Studies have repeatedly shown that conventional eggs have an omega-6: omega-3 ratio that is much higher than the 2:1 recommended by many Paleo sources. The ratio in conventional eggs is usually around 10:1 or higher. Omega-3 enriched eggs have been shown to have a better ratio, and an interesting recent study out of the University of Sydney found that omega-3 enriched eggs had a more optimal ratio than BOTH organic and conventional eggs. In fact, both the organic and conventional eggs each had a ratio of 10:1. The omega-3 enriched eggs had a ratio of 2.27:1.
That organic and conventional eggs have similar fatty acid ratios is not that surprising.
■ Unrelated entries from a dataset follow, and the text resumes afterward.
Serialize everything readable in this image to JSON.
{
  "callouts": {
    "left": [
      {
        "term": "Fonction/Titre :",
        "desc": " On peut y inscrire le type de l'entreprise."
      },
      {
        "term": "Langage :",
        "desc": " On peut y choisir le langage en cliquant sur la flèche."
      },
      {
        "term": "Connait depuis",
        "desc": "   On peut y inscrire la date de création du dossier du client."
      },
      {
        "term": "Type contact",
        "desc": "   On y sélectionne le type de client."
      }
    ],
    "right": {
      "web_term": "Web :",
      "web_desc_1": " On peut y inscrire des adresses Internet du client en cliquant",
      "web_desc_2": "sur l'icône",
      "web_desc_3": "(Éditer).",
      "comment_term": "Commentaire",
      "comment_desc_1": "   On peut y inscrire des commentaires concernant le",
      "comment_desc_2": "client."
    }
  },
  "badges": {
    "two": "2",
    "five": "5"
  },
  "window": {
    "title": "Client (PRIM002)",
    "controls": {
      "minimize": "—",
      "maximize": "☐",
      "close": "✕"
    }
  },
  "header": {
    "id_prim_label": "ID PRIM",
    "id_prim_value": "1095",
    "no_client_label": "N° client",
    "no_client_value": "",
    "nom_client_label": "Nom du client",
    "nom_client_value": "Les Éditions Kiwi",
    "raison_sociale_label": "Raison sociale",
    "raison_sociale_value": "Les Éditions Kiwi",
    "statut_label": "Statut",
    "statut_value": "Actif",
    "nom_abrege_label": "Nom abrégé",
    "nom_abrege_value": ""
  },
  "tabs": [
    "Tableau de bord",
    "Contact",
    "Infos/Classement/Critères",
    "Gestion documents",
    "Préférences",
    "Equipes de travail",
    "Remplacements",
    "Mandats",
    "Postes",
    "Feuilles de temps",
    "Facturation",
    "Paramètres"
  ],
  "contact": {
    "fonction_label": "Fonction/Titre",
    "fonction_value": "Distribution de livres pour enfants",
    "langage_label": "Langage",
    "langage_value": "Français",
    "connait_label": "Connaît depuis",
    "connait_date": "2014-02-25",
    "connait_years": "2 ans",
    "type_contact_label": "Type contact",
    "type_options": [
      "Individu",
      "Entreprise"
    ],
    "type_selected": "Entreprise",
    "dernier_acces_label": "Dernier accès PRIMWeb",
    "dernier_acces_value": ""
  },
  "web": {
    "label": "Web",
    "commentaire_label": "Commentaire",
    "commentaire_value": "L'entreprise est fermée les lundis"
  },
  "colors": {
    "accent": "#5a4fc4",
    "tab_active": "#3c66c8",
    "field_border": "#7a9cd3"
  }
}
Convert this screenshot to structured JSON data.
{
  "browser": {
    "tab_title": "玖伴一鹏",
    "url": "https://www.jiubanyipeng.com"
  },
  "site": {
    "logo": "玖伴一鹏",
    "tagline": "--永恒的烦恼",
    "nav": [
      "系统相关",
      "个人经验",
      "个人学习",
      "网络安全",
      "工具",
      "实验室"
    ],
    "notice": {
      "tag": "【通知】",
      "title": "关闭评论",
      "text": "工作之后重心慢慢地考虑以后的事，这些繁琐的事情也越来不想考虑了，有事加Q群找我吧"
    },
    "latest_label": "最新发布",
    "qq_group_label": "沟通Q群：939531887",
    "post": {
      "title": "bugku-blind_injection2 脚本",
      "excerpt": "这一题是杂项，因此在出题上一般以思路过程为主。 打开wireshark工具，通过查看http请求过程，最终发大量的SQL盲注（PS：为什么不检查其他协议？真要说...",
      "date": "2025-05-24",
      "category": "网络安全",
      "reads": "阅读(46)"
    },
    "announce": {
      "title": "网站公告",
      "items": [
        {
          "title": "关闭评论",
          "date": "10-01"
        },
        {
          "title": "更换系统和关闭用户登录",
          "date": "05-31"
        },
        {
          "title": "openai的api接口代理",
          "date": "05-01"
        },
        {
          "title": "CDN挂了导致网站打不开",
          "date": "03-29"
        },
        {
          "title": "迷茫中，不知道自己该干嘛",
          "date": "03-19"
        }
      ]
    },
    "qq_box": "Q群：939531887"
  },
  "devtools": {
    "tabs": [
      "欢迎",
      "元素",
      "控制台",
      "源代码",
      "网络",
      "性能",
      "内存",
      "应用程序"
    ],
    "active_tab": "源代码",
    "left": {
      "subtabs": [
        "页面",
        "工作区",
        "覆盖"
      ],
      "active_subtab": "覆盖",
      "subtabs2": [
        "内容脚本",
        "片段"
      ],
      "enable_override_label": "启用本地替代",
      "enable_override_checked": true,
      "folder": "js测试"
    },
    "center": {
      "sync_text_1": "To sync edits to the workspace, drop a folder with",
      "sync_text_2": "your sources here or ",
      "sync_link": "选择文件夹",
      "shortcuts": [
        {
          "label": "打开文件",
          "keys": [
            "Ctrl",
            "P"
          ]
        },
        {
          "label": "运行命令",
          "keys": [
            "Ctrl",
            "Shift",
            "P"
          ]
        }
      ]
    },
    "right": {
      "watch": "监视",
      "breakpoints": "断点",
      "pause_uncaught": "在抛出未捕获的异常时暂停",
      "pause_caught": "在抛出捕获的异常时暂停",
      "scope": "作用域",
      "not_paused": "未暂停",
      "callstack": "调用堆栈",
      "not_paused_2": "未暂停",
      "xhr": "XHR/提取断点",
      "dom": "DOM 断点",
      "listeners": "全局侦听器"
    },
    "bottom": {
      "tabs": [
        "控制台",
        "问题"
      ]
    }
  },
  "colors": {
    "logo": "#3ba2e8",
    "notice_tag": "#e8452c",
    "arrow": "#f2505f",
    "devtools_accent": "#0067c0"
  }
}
Organic credentials don't really specify what the hens must be fed, but rather how they are treated and how the feed is treated (i.e. no herbicides, etc.). Since it is the hen feed that determines the fatty acid ratio of the egg (and the hen egg nutritional profile is actually quite remarkable in its sensitivity to hen dietary changes), then it is the makeup of the feed regardless of organic credentials that determines egg nutrients. Organically raised hens fed organic grain (i.e. an organic vegetarian diet) will be very organic indeed, but unlikely to have an omega-6: omega-3 ratio near 2:1.
The University of Sydney study is:
Samir Samman et al., “Fatty acid composition of certified organic, conventional and omega-3 eggs,” Food Chemistry 116, no. 4 (October 15, 2009): 911-914.
Please let me know if you would like further references.